What you are asked to do |
Would you set down the data below exactly as shown?

── Given information

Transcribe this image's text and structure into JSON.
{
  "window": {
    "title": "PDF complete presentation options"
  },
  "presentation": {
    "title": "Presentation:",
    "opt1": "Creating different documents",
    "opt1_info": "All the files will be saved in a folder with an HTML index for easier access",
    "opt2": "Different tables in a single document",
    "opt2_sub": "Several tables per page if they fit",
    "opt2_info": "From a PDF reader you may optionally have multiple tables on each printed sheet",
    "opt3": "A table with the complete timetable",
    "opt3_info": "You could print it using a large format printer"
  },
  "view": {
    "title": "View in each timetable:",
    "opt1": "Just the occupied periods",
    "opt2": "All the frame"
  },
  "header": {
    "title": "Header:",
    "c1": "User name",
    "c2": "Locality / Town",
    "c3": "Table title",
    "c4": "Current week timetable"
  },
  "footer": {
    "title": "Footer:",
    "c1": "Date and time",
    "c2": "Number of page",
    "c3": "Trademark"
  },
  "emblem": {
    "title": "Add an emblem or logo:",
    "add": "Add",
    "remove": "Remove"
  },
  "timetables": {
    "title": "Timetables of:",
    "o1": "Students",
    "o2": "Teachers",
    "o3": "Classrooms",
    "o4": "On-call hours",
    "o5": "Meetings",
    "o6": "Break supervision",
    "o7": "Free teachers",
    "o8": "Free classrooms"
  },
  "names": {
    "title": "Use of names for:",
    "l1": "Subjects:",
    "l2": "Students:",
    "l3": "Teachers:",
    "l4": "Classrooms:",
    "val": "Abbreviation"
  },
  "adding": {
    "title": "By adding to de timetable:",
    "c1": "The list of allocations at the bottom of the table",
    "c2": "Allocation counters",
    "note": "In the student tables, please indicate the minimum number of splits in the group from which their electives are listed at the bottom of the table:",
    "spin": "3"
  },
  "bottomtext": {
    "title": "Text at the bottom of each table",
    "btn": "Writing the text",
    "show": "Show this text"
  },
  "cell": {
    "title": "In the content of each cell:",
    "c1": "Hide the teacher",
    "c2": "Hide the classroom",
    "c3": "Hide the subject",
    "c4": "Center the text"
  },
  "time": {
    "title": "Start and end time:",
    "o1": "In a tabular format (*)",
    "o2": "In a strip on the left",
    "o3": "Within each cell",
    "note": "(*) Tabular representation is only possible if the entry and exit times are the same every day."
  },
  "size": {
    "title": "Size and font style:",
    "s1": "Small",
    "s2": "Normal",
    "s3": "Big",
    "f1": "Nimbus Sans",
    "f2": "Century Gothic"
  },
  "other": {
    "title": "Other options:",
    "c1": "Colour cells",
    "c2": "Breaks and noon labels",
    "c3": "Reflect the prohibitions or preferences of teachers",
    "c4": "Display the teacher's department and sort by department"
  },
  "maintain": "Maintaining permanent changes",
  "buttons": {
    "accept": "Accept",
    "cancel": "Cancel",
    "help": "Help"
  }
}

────

The completed task |
Transcribe this image's text and structure into JSON.
{
  "window": {
    "title": "PDF complete presentation options"
  },
  "presentation": {
    "title": "Presentation:",
    "opt1": "Creating different documents",
    "opt1_info": "All the files will be saved in a folder with an HTML index for easier access",
    "opt2": "Different tables in a single document",
    "opt2_sub": "Several tables per page if they fit",
    "opt2_info": "From a PDF reader you may optionally have multiple tables on each printed sheet",
    "opt3": "A table with the complete timetable",
    "opt3_info": "You could print it using a large format printer"
  },
  "view": {
    "title": "View in each timetable:",
    "opt1": "Just the occupied periods",
    "opt2": "All the frame"
  },
  "header": {
    "title": "Header:",
    "c1": "User name",
    "c2": "Locality / Town",
    "c3": "Table title",
    "c4": "Current week timetable"
  },
  "footer": {
    "title": "Footer:",
    "c1": "Date and time",
    "c2": "Number of page",
    "c3": "Trademark"
  },
  "emblem": {
    "title": "Add an emblem or logo:",
    "add": "Add",
    "remove": "Remove"
  },
  "timetables": {
    "title": "Timetables of:",
    "o1": "Students",
    "o2": "Teachers",
    "o3": "Classrooms",
    "o4": "On-call hours",
    "o5": "Meetings",
    "o6": "Break supervision",
    "o7": "Free teachers",
    "o8": "Free classrooms"
  },
  "names": {
    "title": "Use of names for:",
    "l1": "Subjects:",
    "l2": "Students:",
    "l3": "Teachers:",
    "l4": "Classrooms:",
    "val": "Abbreviation"
  },
  "adding": {
    "title": "By adding to de timetable:",
    "c1": "The list of allocations at the bottom of the table",
    "c2": "Allocation counters",
    "note": "In the student tables, please indicate the minimum number of splits in the group from which their electives are listed at the bottom of the table:",
    "spin": "3"
  },
  "bottomtext": {
    "title": "Text at the bottom of each table",
    "btn": "Writing the text",
    "show": "Show this text"
  },
  "cell": {
    "title": "In the content of each cell:",
    "c1": "Hide the teacher",
    "c2": "Hide the classroom",
    "c3": "Hide the subject",
    "c4": "Center the text"
  },
  "time": {
    "title": "Start and end time:",
    "o1": "In a tabular format (*)",
    "o2": "In a strip on the left",
    "o3": "Within each cell",
    "note": "(*) Tabular representation is only possible if the entry and exit times are the same every day."
  },
  "size": {
    "title": "Size and font style:",
    "s1": "Small",
    "s2": "Normal",
    "s3": "Big",
    "f1": "Nimbus Sans",
    "f2": "Century Gothic"
  },
  "other": {
    "title": "Other options:",
    "c1": "Colour cells",
    "c2": "Breaks and noon labels",
    "c3": "Reflect the prohibitions or preferences of teachers",
    "c4": "Display the teacher's department and sort by department"
  },
  "maintain": "Maintaining permanent changes",
  "buttons": {
    "accept": "Accept",
    "cancel": "Cancel",
    "help": "Help"
  }
}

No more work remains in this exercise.